▶ _EXERCISE_
Reprint the listing. Every line must match the original exactly.
________________
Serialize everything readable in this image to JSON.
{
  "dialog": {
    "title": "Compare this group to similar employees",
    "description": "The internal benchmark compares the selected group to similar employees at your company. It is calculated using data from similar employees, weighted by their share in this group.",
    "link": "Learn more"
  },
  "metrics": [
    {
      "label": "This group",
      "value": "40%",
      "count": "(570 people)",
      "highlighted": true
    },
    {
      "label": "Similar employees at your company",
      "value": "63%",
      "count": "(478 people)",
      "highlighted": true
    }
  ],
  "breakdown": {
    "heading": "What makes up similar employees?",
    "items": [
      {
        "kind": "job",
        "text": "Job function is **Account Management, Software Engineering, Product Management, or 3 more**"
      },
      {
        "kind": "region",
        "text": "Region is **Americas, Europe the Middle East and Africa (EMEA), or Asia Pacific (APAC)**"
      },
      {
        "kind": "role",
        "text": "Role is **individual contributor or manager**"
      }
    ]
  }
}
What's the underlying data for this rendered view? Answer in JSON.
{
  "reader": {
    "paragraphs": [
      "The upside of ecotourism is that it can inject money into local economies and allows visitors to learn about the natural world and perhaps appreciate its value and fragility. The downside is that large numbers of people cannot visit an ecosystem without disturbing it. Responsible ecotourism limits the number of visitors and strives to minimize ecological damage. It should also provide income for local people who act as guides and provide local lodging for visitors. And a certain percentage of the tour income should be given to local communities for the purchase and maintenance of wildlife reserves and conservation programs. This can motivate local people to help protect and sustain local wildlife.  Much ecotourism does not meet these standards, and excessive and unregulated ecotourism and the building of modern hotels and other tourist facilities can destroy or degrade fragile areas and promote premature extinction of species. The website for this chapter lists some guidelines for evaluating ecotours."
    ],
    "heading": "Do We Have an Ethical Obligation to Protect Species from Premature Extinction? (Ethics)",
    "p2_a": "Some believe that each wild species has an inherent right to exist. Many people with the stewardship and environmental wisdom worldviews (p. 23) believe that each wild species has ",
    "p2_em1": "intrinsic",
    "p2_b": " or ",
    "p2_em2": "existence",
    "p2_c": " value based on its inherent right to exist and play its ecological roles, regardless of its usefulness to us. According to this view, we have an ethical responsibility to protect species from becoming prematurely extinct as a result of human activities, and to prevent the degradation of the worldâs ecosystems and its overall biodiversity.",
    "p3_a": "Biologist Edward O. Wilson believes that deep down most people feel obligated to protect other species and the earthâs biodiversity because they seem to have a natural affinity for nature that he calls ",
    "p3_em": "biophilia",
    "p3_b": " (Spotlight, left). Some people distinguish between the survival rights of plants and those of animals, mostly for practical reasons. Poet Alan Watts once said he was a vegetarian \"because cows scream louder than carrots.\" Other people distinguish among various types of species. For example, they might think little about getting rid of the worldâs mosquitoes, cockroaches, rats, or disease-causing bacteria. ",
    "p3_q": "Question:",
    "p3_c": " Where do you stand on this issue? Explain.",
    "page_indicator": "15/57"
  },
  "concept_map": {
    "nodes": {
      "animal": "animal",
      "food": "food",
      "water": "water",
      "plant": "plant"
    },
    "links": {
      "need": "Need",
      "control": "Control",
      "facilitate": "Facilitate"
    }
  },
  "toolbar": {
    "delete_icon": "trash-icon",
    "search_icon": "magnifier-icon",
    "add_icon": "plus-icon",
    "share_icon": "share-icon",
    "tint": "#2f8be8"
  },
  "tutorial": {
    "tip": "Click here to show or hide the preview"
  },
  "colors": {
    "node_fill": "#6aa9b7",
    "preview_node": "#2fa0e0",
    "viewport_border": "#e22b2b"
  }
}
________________
▶ _SOLUTION BELOW_
Serialize everything readable in this image to JSON.
{
  "dialog": {
    "title": "Compare this group to similar employees",
    "description": "The internal benchmark compares the selected group to similar employees at your company. It is calculated using data from similar employees, weighted by their share in this group.",
    "link": "Learn more"
  },
  "metrics": [
    {
      "label": "This group",
      "value": "40%",
      "count": "(570 people)",
      "highlighted": true
    },
    {
      "label": "Similar employees at your company",
      "value": "63%",
      "count": "(478 people)",
      "highlighted": true
    }
  ],
  "breakdown": {
    "heading": "What makes up similar employees?",
    "items": [
      {
        "kind": "job",
        "text": "Job function is **Account Management, Software Engineering, Product Management, or 3 more**"
      },
      {
        "kind": "region",
        "text": "Region is **Americas, Europe the Middle East and Africa (EMEA), or Asia Pacific (APAC)**"
      },
      {
        "kind": "role",
        "text": "Role is **individual contributor or manager**"
      }
    ]
  }
}
What's the underlying data for this rendered view? Answer in JSON.
{
  "reader": {
    "paragraphs": [
      "The upside of ecotourism is that it can inject money into local economies and allows visitors to learn about the natural world and perhaps appreciate its value and fragility. The downside is that large numbers of people cannot visit an ecosystem without disturbing it. Responsible ecotourism limits the number of visitors and strives to minimize ecological damage. It should also provide income for local people who act as guides and provide local lodging for visitors. And a certain percentage of the tour income should be given to local communities for the purchase and maintenance of wildlife reserves and conservation programs. This can motivate local people to help protect and sustain local wildlife.  Much ecotourism does not meet these standards, and excessive and unregulated ecotourism and the building of modern hotels and other tourist facilities can destroy or degrade fragile areas and promote premature extinction of species. The website for this chapter lists some guidelines for evaluating ecotours."
    ],
    "heading": "Do We Have an Ethical Obligation to Protect Species from Premature Extinction? (Ethics)",
    "p2_a": "Some believe that each wild species has an inherent right to exist. Many people with the stewardship and environmental wisdom worldviews (p. 23) believe that each wild species has ",
    "p2_em1": "intrinsic",
    "p2_b": " or ",
    "p2_em2": "existence",
    "p2_c": " value based on its inherent right to exist and play its ecological roles, regardless of its usefulness to us. According to this view, we have an ethical responsibility to protect species from becoming prematurely extinct as a result of human activities, and to prevent the degradation of the worldâs ecosystems and its overall biodiversity.",
    "p3_a": "Biologist Edward O. Wilson believes that deep down most people feel obligated to protect other species and the earthâs biodiversity because they seem to have a natural affinity for nature that he calls ",
    "p3_em": "biophilia",
    "p3_b": " (Spotlight, left). Some people distinguish between the survival rights of plants and those of animals, mostly for practical reasons. Poet Alan Watts once said he was a vegetarian \"because cows scream louder than carrots.\" Other people distinguish among various types of species. For example, they might think little about getting rid of the worldâs mosquitoes, cockroaches, rats, or disease-causing bacteria. ",
    "p3_q": "Question:",
    "p3_c": " Where do you stand on this issue? Explain.",
    "page_indicator": "15/57"
  },
  "concept_map": {
    "nodes": {
      "animal": "animal",
      "food": "food",
      "water": "water",
      "plant": "plant"
    },
    "links": {
      "need": "Need",
      "control": "Control",
      "facilitate": "Facilitate"
    }
  },
  "toolbar": {
    "delete_icon": "trash-icon",
    "search_icon": "magnifier-icon",
    "add_icon": "plus-icon",
    "share_icon": "share-icon",
    "tint": "#2f8be8"
  },
  "tutorial": {
    "tip": "Click here to show or hide the preview"
  },
  "colors": {
    "node_fill": "#6aa9b7",
    "preview_node": "#2fa0e0",
    "viewport_border": "#e22b2b"
  }
}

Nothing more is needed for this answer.